In response to the divisions that emerged during the recent elections, many women have come together to form unity and a more peaceful world. They began taking on leadership roles, with over 25,000 women contacting Emily’s List about running for office. This is one small example.
But the pattern of women stepping up to create harmony during difficult times is not a new phenomenon. Many women around the world have worked hard to help provide equal opportunities and healthier environments so that individuals, families, communities, and nations can strive. Over a decade ago, Gail Katz, a Jew, Shahina Begg, a Muslim, and Trish Harris, a Catholic, reached out and brought other women together to form WISDOM (Women’s Interfaith Solutions for Dialogue and Outreach in Metro Detroit) which officially became a 501 (c) 3 in May 2007.
The 9/11 attacks and the Iraq War had caused a polarization as turmoil escalated in the world between and among the various faith traditions. In the belief that women could come together and form an interfaith movement where we could listen to each other, respect each other’s differences, and then take action towards change, these inspiring women started a beautiful circle of sisterhood that has gone on to present many empowering programs.

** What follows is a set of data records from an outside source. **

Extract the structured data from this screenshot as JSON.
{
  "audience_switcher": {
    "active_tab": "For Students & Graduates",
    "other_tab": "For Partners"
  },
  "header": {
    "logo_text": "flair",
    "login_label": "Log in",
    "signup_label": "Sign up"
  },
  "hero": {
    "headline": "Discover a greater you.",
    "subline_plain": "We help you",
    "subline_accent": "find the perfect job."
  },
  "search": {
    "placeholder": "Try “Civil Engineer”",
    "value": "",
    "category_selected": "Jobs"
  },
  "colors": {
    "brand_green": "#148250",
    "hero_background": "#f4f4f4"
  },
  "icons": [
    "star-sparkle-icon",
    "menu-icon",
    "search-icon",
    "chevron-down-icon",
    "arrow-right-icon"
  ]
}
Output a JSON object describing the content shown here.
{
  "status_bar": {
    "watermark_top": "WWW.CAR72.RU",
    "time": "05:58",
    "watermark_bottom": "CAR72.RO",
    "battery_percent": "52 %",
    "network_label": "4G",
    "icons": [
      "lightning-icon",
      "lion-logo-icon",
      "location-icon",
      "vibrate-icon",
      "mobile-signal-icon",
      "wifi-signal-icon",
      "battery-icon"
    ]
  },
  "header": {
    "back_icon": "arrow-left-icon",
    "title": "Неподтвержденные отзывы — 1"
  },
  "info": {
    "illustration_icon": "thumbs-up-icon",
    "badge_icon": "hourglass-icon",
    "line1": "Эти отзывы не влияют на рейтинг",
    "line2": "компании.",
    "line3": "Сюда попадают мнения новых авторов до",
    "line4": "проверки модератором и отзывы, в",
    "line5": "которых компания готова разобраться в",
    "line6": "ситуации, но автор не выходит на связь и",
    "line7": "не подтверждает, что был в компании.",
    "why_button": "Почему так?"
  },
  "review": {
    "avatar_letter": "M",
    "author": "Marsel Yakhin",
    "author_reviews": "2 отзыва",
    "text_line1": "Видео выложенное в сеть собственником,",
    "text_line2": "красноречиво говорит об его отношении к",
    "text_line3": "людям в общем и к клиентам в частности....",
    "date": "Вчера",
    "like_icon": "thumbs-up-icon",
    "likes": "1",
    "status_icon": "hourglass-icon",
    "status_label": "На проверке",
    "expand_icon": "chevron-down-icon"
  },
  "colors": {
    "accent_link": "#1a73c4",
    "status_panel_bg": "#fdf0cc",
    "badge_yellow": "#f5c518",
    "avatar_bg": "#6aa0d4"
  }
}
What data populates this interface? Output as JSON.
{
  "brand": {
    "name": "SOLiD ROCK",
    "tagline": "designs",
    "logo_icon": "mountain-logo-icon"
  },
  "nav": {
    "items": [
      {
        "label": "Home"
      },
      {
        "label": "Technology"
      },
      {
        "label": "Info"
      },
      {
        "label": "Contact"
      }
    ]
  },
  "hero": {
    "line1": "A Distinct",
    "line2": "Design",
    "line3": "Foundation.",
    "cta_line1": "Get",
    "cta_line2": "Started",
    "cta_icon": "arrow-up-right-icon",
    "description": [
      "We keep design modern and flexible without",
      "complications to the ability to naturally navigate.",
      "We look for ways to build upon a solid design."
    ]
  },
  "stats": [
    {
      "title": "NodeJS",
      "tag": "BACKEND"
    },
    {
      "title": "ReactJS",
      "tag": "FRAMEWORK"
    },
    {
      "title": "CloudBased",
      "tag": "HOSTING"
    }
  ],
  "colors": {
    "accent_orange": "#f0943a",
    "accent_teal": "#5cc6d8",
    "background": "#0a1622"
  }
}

I met one of WISDOM’s co-founders, Trish Harris, through Padma Kuppa, who’s running for a seat in the Michigan House of Representatives. Trish is a Catholic like myself, and she definitely has a lot of wisdom to contribute to the world. In the book Friendship & Wisdom, she writes, “There is something distinctive about how women work together. We tend to take the time to build the relationships first, and then work on solving the problem.”
Friendship & Wisdom features true stories from over 50 remarkable women. One of the woman who shares her story in the book is Padma. Padma is a Hindu American and community activist working for social justice and understanding. Born in India, she arrived to the U.S. to start kindergarten in 1970 on Long Island. Returning to India with her family in 1981, she finished high school and college while living in a mainstream Hindu culture. Returning to New York in 1988 as a foreign student, she, her husband, and their two children have made Troy, Michigan their home since 1998. Padma is a founding member of the Troy-area Interfaith Group, as well as the Bharatiya Temple’s Outreach Committee.
Padma starts her story with profound words (page 89):
One of my favorite Bible verses from 1 Corinthians: “Faith, hope and love abide, these three; and the greatest of these is love.” This is a lot like passages in Hindu scriptures, including these words from the Maha Upanishad: “The whole world is a family.” There also is a prayer of peace in the Rig Veda that reads, in English: “May all be happy. May all be healthy. May all be prosperous. Let no one suffer.”
The Foreword by Barbara Mahany was also touching:
Day after day I wake up with my chest feeling hollowed. The space in my heart hurts so much, so immeasurable, I can’t fathom how to contain it. I shuffle down the stairs of my old shingled house, look out the windows into the quiet dawn, into the leafy arbors, and wonder how in the world can I stitch a single thread into the tatters of this world, this oozing brokenness all around?
And then the stories of this book landed on my desk. This, I knew right away, is where the answer lies: In ordinary-extraordinary stories of women who reach across doorways, and hallways, and kitchen counters – who see beyond burkas and veils and prayer beads and venerations.
Being in the presence of these women, you know there’s something special at work that you want to be a part of. Wisdom received from anyone is very important. With women, their wisdom allows them to see in another woman what she herself might not be able to see or articulate so clearly. When I opened the book that Trish had gifted me, I saw these words: “Weam, thanks for helping to change the world – one relationship at a time.”
I’m grateful for women like Trish and Padma and others who help make communities a better place. May their sisterhood circle continue to grow, prosper, and embrace the whole world.